Your task is to gather the lines below that hold the string "Быстрые".
*** Input records ***
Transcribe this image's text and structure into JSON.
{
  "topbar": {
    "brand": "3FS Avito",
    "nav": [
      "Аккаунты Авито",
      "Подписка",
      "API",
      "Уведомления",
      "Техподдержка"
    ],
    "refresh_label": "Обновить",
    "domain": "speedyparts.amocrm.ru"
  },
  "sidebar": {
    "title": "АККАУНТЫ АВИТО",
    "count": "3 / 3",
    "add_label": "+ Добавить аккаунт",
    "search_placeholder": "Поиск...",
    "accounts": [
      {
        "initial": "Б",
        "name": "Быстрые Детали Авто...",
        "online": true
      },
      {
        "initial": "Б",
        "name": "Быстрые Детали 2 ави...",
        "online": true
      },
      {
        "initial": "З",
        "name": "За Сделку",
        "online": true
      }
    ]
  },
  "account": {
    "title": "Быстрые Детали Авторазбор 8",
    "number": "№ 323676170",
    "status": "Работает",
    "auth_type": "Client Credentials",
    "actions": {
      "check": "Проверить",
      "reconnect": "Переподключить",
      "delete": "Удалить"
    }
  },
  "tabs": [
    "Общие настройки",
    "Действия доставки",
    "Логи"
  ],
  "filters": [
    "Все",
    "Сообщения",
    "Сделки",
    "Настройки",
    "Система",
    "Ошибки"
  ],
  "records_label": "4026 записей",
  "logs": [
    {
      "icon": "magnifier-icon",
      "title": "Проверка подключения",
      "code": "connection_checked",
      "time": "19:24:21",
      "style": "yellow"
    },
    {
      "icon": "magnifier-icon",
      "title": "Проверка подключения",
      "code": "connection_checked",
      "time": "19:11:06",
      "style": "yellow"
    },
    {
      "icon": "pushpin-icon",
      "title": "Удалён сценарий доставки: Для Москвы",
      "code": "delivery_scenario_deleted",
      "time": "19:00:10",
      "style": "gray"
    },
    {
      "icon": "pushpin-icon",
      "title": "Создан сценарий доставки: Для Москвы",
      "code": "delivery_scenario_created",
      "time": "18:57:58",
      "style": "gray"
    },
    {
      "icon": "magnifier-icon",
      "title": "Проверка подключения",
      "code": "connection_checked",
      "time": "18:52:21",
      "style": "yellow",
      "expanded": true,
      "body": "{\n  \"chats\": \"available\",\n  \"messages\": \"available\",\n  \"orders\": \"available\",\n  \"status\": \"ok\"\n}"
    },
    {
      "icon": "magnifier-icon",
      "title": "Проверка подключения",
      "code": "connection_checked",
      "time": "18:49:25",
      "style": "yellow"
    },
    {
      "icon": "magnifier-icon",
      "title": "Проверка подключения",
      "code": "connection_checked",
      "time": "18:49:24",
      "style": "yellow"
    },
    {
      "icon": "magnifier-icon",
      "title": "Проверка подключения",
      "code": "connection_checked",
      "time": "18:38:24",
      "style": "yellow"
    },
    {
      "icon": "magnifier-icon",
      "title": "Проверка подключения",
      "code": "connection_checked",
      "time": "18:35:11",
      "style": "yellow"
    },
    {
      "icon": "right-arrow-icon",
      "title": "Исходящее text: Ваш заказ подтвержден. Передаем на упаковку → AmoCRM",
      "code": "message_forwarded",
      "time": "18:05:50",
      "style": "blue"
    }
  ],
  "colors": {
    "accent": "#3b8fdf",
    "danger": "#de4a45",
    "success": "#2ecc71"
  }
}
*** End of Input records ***
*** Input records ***
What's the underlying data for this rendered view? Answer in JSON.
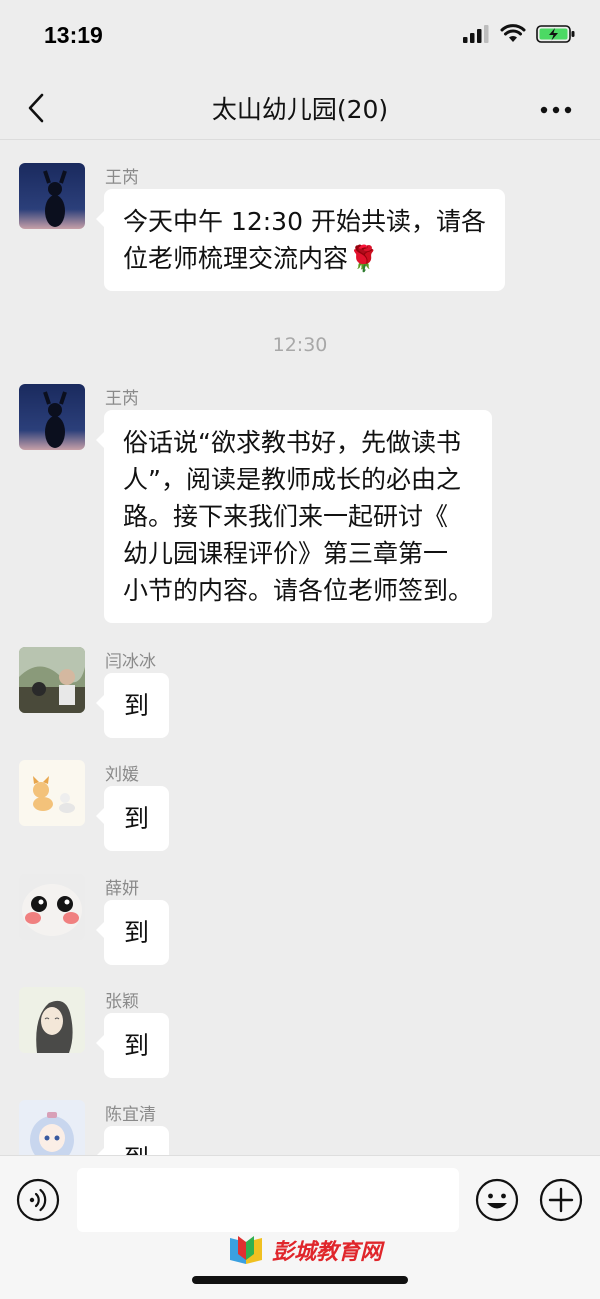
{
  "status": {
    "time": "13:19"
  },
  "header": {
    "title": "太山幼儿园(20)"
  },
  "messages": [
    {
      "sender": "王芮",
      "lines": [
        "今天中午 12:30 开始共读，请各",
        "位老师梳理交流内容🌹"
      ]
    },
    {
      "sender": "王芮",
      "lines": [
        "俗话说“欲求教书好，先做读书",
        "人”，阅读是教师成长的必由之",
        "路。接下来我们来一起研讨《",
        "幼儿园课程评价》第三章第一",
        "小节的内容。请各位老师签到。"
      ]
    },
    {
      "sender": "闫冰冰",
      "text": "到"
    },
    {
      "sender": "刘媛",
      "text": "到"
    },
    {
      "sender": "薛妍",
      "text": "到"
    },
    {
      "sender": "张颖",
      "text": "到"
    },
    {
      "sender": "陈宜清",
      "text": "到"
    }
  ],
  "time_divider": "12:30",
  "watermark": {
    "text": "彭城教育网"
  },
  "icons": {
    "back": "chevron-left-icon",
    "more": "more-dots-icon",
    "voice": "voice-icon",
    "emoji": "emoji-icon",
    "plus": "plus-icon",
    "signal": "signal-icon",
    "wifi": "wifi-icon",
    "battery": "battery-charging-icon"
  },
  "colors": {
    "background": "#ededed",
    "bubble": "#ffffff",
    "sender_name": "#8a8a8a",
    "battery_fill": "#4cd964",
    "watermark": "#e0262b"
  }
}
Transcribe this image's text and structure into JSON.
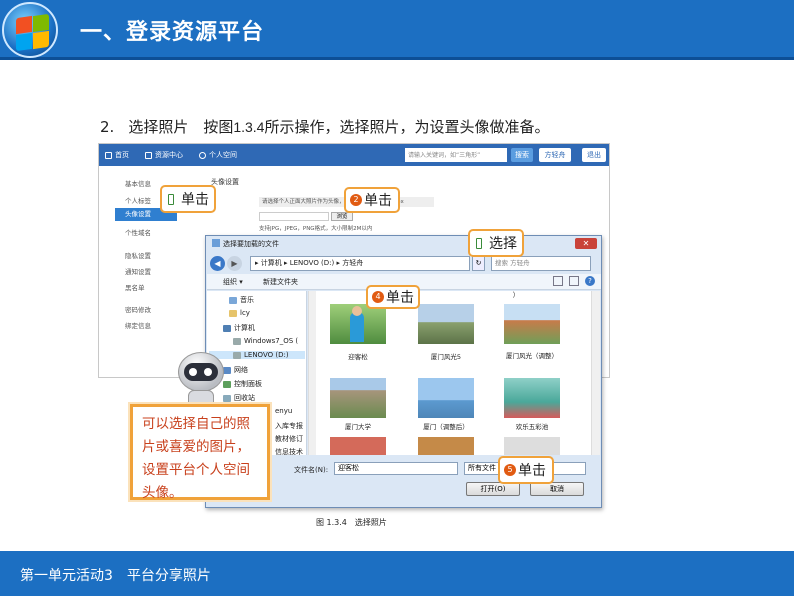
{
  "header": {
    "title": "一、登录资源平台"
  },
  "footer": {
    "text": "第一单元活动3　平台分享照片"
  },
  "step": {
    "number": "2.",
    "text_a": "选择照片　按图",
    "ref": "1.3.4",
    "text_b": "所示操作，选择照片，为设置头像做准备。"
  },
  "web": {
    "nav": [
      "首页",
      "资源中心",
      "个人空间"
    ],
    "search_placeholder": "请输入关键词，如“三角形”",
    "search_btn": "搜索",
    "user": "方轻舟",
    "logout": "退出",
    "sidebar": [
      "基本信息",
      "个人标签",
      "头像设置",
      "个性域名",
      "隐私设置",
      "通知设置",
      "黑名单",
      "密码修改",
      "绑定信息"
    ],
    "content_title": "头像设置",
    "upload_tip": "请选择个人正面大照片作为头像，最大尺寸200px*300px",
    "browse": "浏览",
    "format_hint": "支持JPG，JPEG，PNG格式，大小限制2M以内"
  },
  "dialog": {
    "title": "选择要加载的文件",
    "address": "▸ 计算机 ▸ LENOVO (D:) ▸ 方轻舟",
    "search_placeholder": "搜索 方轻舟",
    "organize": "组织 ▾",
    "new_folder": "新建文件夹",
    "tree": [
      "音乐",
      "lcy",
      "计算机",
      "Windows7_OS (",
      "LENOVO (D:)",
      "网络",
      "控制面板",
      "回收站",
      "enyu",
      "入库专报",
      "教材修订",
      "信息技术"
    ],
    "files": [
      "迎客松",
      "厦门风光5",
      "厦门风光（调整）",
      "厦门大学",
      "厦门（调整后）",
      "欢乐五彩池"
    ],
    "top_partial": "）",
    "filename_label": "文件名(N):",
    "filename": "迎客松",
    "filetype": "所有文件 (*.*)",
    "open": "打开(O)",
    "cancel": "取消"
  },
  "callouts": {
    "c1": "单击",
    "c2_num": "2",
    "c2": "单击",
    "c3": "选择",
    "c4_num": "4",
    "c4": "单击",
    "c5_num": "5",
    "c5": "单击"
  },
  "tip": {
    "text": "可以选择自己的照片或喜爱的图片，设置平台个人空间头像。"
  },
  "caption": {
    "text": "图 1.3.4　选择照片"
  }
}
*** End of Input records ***
## Written response
        "name": "Быстрые Детали Авто...",
        "name": "Быстрые Детали 2 ави...",
    "title": "Быстрые Детали Авторазбор 8",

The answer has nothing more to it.